Can the standard deviation pick the most consistent set of numbers?
or Which city's temperatures vary the least, San Diego or San Francisco?

Grade Level : 9-12

Background needed:

The student should have a knowledge of how the mean and standard deviation of a set of numbers is calculated using a scientific calculator. It is prefered that they know how to get the standard deviation without using the statistical mode in the calculator. Their insight into the uses for the standard deviation will be more complete if this is so.

Objectives:

  1. The student will use the Internet to find statistical data for investigations that use the mean, standard deviation, and percentage error
  2. The student will calculate the standard deviation of monthly temperature means.
  3. The student will draw conclusions from the standard deviations and percentage error of these means.

Materials:

  1. Access to the Internet and Netscape software.

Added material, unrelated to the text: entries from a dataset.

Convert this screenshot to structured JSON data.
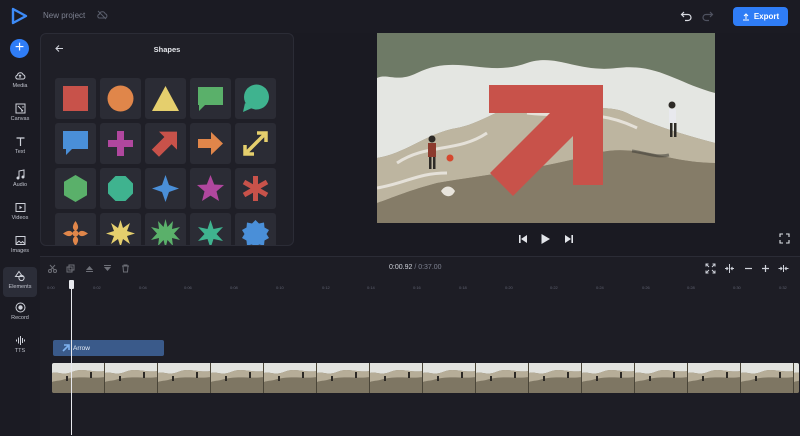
{
  "header": {
    "project_name": "New project",
    "export_label": "Export"
  },
  "sidebar": {
    "items": [
      {
        "label": "Media",
        "icon": "cloud-upload-icon"
      },
      {
        "label": "Canvas",
        "icon": "canvas-icon"
      },
      {
        "label": "Text",
        "icon": "text-icon"
      },
      {
        "label": "Audio",
        "icon": "music-note-icon"
      },
      {
        "label": "Videos",
        "icon": "video-icon"
      },
      {
        "label": "Images",
        "icon": "image-icon"
      },
      {
        "label": "Elements",
        "icon": "shapes-icon",
        "active": true
      },
      {
        "label": "Record",
        "icon": "record-icon"
      },
      {
        "label": "TTS",
        "icon": "waveform-icon"
      }
    ]
  },
  "panel": {
    "title": "Shapes"
  },
  "timeline": {
    "current_time": "0:00.92",
    "total_time": "/ 0:37.00",
    "ruler_ticks": [
      "0:00",
      "0:02",
      "0:04",
      "0:06",
      "0:08",
      "0:10",
      "0:12",
      "0:14",
      "0:16",
      "0:18",
      "0:20",
      "0:22",
      "0:24",
      "0:26",
      "0:28",
      "0:30",
      "0:32"
    ],
    "arrow_clip_label": "Arrow"
  },
  "colors": {
    "accent": "#2f7df6",
    "red": "#c8524a",
    "orange": "#e0864a",
    "yellow": "#e5cf6d",
    "green": "#5ab06a",
    "teal": "#3fb38f",
    "blue": "#4a8fd8",
    "purple": "#b0479e"
  }
}
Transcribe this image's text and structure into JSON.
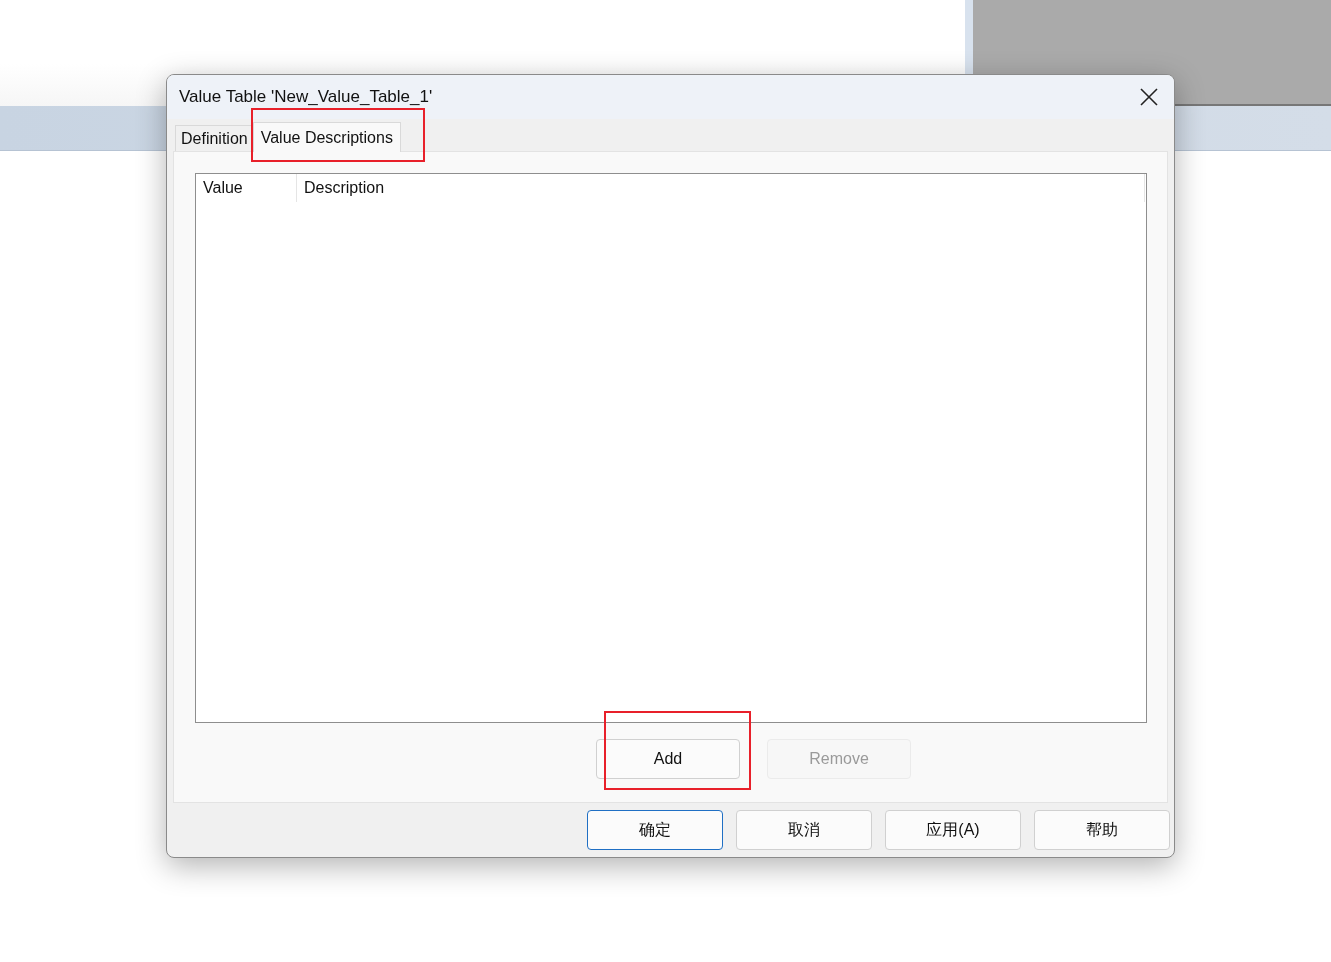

  2. Previously set bookmark on the Netscape at the following URL for
    the weather report for the San Francisco Bay Area
    http://www2.mry.noaa.gov/nwspage/nwshome.html
  3. Scientific calculator

Procedure:

Once students have logged on to the Internet and Netscape, have them go to the San Francisco Bay Area branch of the the National Weather Service by snapping on the bookmark called NWS-San Francisco Bay Area. They should scroll down and click on Climatological Data, then scroll and click on Climate Normals and Extremes. When they reach the choice of cities, have them click on San Diego.

At this point students will see a chart of weather statistics containing averages for the 12 months. The numbers we will be using are under the Temperature Means Column; specifically, the Avg column (3rd from the left.)

Have students copy the 12 temperatures down. If they scroll down far enough, they will come to San Francisco-Airport and then to the San Francisco-Mission District that we want to use. Have the students find the same 12 numbers under Avg and copy those down .

The question they will answer with these numbers is:

Which of the 2 cities has the most consistent temperatures?

This is not an easy question because the two cities have very similar temperatures year round. As you might expect, the standard deviation helps us with this answer. Remind them that the standard deviation is the average amount that a set of numbers differ from their mean. Also remind them that the more close a set of numbers are to each other, the more consistent they are. If they truly understand these facts, students should deduce that the most consistent set of numbers is usually ( but not always) the one with the lowest standard deviation.

After students have done the calculations and made their decision , they can check their work by calculating the percentage error. It is used in science to represent the relationship of the standard deviation to the mean, telling scientists how much the mean truly represents the numbers it came from. The formula is:

Percentage Error = (Standard Deviation / Mean) * 100

For example, if set A has a mean of 5 and a standard deviation of 4, its percentage error is 80%. If set B has a mean of 10 and a standard deviation of 4, its percentage error is 40%. Thus we would know that the numbers in set B are closer to their mean and therefore vary the least. Notice that the standard deviation was identical in both sets. It's obvious that the standard deviation by itself can't always tell us whether the mean is a good statistic.

As an extension of this lesson, have students study other cities and other sets of numbers at this location in the Internet.